Al Qaeda, oil, and Pakistan, a trifecta of troublesome issues, make the US withdrawal from Afghanistan far more complicated than it was in Iraq.
That question may occur to many Americans upon learning that NATO countries are poised this month to lay out their post-2014 commitment to Afghanistan. After all, more than 6 in 10 disapprove of a US-Afghanistan pact to foot much of the bill for Afghan forces and to keep American troops there after 2014, according to a recent Christian Science Monitor/TIPP poll.
The US and NATO have been on the ground in Afghanistan for nearly 11 years, trying to build up Afghan security forces, among other things. But those forces still are not ready to shoulder security duties without outside help.
Thus, the primary goal that the US set for itself once it routed the Taliban from power remains to ensure, as President Obama has said, "that Afghanistan does not again become a safe haven for terrorists."
With the Al Qaeda leadership weakened but alive across the border in Pakistan, the US wants to maintain a robust counterterrorist capability in Afghanistan.

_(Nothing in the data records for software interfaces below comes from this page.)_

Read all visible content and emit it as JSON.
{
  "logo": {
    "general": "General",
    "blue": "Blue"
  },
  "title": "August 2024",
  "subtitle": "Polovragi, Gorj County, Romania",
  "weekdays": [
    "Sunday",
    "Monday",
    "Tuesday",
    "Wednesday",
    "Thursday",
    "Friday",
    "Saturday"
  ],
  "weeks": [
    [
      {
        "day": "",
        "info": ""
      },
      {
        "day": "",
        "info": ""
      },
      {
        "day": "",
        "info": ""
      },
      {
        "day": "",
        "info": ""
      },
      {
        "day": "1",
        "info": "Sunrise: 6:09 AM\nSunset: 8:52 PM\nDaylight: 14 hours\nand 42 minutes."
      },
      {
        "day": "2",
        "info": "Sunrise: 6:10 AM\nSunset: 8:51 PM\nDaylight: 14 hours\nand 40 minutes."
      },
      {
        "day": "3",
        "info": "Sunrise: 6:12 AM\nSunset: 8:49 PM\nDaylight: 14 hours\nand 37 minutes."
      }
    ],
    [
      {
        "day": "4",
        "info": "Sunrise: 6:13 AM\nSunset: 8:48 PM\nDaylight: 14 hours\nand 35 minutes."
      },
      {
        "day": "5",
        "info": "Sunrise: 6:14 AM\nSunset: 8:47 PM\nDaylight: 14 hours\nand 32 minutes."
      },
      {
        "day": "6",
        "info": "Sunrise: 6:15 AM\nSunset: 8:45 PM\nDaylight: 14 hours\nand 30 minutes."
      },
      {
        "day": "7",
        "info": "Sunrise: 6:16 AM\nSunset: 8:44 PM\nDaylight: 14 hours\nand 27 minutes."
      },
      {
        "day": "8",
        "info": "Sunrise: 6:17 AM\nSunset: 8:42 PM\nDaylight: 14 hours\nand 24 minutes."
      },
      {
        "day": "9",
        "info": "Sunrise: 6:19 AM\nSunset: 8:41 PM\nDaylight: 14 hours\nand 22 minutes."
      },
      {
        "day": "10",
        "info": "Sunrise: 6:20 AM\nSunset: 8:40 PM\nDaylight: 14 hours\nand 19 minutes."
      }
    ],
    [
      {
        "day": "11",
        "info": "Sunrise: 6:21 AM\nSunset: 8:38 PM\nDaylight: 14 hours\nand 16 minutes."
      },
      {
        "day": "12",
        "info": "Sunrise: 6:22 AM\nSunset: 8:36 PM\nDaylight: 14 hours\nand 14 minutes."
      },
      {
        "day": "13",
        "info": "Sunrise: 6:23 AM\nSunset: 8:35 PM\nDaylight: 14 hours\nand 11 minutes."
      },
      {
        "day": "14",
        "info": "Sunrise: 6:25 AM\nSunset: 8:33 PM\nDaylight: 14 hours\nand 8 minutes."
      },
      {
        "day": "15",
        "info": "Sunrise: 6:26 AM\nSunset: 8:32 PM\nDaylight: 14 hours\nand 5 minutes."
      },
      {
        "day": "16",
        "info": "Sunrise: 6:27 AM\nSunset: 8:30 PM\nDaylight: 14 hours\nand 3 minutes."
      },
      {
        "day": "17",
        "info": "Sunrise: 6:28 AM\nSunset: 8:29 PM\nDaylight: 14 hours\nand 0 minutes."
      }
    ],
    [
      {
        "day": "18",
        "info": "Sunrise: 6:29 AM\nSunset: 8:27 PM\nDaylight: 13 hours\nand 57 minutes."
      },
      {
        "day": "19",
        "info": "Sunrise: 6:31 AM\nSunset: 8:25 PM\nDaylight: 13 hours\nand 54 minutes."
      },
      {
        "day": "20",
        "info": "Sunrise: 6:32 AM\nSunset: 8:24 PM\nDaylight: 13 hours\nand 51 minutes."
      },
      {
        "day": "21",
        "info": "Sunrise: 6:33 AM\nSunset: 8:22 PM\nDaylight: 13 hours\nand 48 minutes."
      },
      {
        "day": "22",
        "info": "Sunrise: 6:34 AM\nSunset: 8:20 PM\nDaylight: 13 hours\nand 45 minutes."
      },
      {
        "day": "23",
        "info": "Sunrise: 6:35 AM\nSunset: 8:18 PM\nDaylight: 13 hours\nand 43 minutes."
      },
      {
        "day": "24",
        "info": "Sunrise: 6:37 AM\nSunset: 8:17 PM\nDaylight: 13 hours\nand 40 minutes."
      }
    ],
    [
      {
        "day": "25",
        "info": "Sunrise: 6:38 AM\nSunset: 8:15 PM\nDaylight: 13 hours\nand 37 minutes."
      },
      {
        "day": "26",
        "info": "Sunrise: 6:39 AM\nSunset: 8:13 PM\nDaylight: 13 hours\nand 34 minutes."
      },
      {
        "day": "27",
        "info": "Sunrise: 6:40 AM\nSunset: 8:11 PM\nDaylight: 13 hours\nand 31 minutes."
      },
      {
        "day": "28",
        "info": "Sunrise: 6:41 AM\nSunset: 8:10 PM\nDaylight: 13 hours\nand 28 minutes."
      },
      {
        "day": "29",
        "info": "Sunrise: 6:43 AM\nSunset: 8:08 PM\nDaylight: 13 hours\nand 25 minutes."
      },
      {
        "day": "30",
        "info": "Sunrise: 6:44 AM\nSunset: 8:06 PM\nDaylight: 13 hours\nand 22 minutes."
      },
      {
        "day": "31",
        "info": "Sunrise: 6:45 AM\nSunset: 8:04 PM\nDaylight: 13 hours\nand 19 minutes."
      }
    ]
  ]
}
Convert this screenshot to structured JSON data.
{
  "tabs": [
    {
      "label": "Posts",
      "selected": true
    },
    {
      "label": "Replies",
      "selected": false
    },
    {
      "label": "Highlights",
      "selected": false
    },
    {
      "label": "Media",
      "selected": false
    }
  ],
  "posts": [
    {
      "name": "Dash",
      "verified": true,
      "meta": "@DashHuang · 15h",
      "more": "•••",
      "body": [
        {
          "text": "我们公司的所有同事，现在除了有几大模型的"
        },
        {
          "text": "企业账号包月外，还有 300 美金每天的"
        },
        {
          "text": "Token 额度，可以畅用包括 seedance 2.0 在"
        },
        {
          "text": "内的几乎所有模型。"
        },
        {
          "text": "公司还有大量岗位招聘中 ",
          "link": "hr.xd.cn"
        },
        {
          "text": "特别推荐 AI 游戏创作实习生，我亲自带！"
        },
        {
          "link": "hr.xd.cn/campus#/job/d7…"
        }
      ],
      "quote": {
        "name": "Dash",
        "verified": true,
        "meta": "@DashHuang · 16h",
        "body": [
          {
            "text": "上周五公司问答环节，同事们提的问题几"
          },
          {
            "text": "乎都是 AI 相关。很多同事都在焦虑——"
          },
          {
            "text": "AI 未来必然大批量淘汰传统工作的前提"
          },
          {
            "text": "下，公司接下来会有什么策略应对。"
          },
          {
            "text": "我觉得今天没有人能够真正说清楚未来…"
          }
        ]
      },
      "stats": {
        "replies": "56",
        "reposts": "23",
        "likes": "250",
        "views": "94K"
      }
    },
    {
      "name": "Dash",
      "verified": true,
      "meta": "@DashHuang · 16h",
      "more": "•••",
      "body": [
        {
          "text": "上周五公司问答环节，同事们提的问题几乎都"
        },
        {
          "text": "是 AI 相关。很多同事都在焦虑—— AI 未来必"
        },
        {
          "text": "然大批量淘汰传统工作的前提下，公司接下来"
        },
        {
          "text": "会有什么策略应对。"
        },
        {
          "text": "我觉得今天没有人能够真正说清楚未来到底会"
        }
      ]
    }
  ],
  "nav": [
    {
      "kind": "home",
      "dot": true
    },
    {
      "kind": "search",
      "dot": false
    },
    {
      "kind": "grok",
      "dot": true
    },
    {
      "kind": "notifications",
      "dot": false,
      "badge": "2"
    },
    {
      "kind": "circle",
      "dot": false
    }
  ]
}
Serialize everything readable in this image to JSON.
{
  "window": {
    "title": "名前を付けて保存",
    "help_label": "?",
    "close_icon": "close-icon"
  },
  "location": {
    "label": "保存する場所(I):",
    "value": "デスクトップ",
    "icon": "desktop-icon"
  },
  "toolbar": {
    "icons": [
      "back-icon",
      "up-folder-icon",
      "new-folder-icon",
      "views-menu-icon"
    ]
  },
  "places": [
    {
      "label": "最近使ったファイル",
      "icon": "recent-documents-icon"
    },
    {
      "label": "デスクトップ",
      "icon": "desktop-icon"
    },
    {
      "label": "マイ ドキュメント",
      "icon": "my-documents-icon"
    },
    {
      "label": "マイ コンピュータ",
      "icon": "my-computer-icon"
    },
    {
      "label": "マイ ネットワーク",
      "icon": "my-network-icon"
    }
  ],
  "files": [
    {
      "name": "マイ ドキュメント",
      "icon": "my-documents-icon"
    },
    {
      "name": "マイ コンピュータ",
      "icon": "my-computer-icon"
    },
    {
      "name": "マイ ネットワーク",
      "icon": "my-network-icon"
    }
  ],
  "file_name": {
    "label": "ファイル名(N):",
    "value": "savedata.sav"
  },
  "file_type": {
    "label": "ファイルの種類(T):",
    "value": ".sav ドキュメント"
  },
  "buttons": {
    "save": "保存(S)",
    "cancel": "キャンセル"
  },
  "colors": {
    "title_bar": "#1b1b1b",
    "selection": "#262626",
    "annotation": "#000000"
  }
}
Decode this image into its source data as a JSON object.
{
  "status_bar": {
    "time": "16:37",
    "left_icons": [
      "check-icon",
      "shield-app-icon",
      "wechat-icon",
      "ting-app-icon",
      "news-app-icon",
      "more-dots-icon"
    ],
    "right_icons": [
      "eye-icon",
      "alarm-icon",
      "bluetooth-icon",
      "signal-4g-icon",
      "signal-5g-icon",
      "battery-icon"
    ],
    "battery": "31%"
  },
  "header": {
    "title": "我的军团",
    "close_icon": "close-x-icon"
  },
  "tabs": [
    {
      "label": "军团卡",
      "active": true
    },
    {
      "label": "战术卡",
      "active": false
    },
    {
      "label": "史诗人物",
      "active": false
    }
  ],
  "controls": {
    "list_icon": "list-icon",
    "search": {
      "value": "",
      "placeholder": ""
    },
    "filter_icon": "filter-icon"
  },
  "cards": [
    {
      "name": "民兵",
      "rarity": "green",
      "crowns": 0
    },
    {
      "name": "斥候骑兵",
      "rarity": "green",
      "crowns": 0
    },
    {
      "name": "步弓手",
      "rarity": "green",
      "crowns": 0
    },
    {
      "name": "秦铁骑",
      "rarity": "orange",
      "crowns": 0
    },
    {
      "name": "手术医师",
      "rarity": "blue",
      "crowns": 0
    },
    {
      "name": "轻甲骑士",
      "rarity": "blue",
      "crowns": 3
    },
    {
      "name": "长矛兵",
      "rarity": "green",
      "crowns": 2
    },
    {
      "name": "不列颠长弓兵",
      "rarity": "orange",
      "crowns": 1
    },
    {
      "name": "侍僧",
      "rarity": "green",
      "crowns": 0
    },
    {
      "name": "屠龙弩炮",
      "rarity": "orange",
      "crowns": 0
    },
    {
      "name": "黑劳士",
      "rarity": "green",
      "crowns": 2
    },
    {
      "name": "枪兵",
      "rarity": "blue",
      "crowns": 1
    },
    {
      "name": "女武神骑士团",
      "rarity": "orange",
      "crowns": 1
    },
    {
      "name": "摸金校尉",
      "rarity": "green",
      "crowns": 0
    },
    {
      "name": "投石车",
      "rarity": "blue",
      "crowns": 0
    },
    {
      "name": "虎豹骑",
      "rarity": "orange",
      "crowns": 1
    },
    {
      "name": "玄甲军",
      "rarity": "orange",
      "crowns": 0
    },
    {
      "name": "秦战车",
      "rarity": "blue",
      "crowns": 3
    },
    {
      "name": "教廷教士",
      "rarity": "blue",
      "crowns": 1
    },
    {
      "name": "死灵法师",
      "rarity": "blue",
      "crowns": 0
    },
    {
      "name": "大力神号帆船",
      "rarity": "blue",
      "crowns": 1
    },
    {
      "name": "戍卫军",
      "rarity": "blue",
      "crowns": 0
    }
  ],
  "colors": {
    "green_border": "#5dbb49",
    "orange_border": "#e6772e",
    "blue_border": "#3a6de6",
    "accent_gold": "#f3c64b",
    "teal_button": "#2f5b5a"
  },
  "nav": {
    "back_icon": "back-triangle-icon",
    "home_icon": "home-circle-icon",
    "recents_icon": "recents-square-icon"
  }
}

Another factor is oil – or rather, in Afghanistan's case, a lack of it. In Iraq, the US could exit abruptly because the central government had the revenues, thanks to plentiful oil deposits, to provide basic services and to field adequate Army and police forces to maintain security. But Afghanistan has no such revenues, although it is working to open up development of mineral deposits that may ultimately provide them.